Assignment> Copy out all the lines of the data that hold the word "this".

........

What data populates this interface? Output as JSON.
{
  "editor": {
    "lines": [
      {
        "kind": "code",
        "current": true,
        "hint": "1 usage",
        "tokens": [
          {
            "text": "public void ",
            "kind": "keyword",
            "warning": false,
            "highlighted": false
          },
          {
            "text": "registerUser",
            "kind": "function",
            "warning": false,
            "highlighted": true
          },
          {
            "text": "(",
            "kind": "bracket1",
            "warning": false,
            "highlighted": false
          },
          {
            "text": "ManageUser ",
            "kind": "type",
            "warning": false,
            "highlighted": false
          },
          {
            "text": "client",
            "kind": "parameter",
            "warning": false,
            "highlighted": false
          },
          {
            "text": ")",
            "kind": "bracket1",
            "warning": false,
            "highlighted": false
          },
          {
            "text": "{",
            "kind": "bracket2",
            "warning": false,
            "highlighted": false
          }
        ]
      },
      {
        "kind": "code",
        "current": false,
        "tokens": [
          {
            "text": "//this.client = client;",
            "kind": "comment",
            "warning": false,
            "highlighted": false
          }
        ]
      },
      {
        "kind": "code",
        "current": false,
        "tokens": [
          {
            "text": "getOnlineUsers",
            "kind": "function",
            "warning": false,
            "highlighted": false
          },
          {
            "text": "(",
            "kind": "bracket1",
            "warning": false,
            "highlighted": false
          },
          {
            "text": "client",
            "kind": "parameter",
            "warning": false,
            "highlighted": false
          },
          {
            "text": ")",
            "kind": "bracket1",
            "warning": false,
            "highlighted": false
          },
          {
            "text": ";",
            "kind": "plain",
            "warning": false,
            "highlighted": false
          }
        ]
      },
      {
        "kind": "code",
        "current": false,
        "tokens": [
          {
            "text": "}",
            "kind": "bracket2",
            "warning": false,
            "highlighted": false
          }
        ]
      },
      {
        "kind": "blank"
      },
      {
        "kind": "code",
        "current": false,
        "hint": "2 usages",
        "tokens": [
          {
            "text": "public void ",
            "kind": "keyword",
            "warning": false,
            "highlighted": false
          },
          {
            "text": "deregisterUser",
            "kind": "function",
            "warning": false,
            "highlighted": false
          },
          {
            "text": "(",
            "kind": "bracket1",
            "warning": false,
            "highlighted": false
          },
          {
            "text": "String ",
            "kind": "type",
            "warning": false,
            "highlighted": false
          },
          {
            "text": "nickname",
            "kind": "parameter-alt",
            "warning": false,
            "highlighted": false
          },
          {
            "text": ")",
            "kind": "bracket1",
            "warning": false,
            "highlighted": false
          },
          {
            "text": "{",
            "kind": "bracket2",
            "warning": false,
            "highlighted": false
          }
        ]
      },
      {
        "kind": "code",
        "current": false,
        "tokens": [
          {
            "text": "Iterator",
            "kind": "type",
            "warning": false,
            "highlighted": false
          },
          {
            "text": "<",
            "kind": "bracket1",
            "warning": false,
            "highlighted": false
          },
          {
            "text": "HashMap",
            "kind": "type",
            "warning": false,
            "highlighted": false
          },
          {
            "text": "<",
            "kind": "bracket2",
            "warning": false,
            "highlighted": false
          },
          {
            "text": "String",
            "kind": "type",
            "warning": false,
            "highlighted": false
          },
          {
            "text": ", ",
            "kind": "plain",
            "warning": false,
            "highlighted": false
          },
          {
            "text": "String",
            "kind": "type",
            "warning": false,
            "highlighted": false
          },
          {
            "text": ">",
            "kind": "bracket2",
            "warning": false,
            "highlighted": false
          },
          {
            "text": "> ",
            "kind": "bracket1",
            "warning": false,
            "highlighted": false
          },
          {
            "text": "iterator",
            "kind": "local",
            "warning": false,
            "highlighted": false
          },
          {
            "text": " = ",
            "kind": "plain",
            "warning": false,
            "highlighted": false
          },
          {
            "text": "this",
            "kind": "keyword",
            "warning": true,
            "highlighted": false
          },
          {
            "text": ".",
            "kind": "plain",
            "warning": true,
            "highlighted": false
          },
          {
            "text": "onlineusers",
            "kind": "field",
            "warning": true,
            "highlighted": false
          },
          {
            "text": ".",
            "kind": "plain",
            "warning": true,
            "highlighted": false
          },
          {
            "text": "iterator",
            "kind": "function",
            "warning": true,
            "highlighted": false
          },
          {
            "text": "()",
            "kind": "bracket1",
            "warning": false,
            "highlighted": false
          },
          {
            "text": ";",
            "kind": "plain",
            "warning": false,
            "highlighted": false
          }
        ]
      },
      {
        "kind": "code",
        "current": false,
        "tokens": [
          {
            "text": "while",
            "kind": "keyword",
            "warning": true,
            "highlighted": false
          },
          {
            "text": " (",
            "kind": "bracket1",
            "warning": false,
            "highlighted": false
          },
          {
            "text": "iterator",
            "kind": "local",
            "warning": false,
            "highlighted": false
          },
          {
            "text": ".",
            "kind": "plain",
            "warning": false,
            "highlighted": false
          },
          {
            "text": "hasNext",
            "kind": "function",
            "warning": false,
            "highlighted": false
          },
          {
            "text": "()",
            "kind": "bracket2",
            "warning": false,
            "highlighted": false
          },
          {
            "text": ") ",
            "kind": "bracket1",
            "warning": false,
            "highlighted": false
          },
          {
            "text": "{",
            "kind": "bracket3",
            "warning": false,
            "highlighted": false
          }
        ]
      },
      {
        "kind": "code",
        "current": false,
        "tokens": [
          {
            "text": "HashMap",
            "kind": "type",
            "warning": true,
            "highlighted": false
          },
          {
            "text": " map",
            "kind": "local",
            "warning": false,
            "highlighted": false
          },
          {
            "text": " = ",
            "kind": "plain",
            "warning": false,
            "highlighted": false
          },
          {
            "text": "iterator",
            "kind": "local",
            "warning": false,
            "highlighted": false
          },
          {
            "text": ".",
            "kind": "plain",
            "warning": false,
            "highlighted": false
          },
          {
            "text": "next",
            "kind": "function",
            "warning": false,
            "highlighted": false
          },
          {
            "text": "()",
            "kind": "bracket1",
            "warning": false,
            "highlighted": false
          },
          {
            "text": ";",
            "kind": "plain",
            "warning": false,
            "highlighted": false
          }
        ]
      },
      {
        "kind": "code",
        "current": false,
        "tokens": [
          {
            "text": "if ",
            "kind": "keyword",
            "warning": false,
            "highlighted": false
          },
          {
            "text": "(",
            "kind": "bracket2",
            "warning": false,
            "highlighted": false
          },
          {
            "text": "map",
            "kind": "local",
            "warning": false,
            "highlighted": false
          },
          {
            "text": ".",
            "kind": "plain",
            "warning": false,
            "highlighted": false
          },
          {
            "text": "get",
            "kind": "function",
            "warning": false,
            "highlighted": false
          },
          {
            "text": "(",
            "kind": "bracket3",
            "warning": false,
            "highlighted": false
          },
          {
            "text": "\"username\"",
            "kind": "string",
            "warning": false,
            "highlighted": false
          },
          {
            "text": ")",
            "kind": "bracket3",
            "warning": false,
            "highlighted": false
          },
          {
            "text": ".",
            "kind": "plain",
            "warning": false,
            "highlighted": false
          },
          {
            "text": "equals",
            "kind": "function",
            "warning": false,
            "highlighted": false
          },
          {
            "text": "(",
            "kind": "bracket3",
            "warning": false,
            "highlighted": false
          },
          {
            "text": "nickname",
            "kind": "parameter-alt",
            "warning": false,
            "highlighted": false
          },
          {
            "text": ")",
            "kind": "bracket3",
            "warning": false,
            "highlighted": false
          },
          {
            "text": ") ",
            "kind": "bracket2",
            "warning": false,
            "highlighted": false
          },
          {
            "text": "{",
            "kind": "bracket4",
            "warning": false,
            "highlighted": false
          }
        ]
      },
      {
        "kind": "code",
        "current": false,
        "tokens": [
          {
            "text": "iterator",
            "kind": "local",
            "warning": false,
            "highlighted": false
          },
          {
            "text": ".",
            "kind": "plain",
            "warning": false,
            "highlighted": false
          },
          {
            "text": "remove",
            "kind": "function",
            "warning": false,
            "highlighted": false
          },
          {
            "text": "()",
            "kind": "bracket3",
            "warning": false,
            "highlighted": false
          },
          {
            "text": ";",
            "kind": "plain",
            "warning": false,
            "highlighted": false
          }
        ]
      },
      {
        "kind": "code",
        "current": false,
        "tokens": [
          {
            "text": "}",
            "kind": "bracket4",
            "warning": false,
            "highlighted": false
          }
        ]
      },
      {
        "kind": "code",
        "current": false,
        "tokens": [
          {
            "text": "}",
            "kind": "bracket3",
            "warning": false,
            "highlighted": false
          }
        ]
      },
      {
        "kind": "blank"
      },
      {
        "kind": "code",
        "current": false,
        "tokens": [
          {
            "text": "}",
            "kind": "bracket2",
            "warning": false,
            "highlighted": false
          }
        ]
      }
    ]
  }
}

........

Answer to the exercise>
What data populates this interface? Output as JSON.
            "text": "//this.client = client;",
            "text": "this",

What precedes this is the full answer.